Fatigue is common in the railroad industry. Thirty-one different studies have indicated that long hours, exhaustive workloads, pre-dawn or late-night shifts, and several other factors that cause insufficient sleep are commonplace for railroad workers.
We all know that mistakes happen when we are tired. It’s no stretch then to conclude that fatigue places workers at risk for accidents and injury. Not only are workers at risk, but so is the general public. Train operators have important responsibilities, and when they are overly tired, a small mistake can turn into a tragic accident.
A great resource for railroad workers is the Railroaders’ Guide to Healthy Sleep, a website designed with railroaders in mind.
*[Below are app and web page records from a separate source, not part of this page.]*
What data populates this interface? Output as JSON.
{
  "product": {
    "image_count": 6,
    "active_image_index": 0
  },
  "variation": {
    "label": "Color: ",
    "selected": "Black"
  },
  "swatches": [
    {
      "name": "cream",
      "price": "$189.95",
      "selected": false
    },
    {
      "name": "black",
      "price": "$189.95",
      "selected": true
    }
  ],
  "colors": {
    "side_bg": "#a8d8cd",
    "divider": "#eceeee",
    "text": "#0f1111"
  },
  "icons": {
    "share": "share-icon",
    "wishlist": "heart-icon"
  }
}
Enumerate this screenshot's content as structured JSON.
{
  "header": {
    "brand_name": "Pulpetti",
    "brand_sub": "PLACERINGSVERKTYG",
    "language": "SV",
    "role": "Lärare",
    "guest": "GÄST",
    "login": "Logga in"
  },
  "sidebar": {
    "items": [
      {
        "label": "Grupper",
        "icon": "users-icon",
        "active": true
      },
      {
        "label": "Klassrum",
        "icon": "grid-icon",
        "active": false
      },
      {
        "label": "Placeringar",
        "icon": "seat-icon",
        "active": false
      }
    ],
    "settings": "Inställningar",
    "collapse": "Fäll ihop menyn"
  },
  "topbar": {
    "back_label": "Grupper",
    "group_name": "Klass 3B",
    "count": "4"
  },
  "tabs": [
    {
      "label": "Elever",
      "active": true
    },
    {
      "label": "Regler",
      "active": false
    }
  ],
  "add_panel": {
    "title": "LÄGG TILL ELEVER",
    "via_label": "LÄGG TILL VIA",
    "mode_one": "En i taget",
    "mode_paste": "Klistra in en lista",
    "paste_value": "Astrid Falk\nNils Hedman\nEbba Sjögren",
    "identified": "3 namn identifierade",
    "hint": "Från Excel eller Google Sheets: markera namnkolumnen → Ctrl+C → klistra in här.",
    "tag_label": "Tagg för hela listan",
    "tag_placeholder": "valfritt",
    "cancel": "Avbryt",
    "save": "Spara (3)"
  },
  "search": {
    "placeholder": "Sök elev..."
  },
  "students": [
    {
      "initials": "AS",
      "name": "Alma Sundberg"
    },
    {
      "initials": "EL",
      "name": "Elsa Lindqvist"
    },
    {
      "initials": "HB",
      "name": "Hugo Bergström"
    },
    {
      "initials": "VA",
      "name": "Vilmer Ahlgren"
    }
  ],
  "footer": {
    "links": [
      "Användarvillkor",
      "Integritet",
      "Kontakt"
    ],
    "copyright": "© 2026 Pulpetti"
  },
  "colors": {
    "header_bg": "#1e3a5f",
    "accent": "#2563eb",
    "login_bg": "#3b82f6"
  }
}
It was developed by Harvard Medical School’s Division of Sleep Medicine in 2012 to help railroad workers establish balance in their lives.
Unpredictable schedules, stressful work and sometimes difficult everyday conditions make it especially difficult for railroad workers to maintain a healthy work/life balance. This is just as important for railroaders as it is for their families and friends.
Railroad Workers Sleep Disorders Self Assessment
The site provides four self-assessments, including an anonymous Sleep Disorders Screening tool, that allow you to determine if you are at risk for on-the-job fatigue, as well as helpful information on topics like obstructive sleep apnea and caffeine use. The results of your self-assessments are completely anonymous and will never be reported to your employer or anyone else.
Sleep is important to every one of us. Whether your work schedule is the same each week or you are on-call, if you are a railroader, your day is full of critical decisions. You need to be on your top game, which means taking care of yourself—and getting enough sleep.
Even if you think you get plenty of sleep, it’s not a bad idea to make sure. Using the Railroaders’ Guide to Healthy Sleep can identify hidden risks and provide the resources you need to take control of your life, and to reduce your risks for accidents, injuries, or death—for you, or for someone else who’s relying on you.